Each time a line of the listing holds "group", copy that line.

*-*-*

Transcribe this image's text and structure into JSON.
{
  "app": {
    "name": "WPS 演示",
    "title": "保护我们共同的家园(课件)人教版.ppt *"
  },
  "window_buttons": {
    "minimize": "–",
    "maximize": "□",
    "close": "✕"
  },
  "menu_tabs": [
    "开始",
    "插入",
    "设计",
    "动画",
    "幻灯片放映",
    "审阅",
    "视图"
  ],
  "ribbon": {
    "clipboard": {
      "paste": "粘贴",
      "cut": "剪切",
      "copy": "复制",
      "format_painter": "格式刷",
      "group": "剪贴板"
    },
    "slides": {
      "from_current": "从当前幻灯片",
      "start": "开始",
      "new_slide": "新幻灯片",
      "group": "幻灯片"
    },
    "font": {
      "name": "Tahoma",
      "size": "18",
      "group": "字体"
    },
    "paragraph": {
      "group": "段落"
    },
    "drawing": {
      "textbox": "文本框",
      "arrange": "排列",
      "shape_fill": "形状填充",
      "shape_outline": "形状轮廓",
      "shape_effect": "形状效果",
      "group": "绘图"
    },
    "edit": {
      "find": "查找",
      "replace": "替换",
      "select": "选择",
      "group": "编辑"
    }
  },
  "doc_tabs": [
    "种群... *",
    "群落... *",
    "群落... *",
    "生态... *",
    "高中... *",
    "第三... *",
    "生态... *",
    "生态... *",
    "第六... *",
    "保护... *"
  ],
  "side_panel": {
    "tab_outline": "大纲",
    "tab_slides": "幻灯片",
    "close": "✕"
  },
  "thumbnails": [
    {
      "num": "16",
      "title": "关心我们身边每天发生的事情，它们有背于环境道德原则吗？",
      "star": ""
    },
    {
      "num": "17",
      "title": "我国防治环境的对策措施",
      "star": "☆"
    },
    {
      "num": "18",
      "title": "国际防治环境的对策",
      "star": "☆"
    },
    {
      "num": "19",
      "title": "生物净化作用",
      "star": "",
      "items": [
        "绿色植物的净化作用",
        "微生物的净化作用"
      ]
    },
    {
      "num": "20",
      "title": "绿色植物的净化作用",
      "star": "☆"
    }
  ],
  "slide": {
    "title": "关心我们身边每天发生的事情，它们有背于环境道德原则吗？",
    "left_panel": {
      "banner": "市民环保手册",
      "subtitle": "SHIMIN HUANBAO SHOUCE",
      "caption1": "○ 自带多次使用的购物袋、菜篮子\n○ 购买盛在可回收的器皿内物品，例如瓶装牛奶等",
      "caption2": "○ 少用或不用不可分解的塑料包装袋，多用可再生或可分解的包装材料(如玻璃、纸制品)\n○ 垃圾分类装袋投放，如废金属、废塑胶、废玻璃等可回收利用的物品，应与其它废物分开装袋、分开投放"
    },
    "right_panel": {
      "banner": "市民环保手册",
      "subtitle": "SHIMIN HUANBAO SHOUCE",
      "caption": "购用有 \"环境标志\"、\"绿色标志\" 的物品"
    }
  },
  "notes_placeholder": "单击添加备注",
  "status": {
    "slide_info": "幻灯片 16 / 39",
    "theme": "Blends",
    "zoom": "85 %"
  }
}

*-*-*

Output:
      "group": "剪贴板"
      "group": "幻灯片"
      "group": "字体"
      "group": "段落"
      "group": "绘图"
      "group": "编辑"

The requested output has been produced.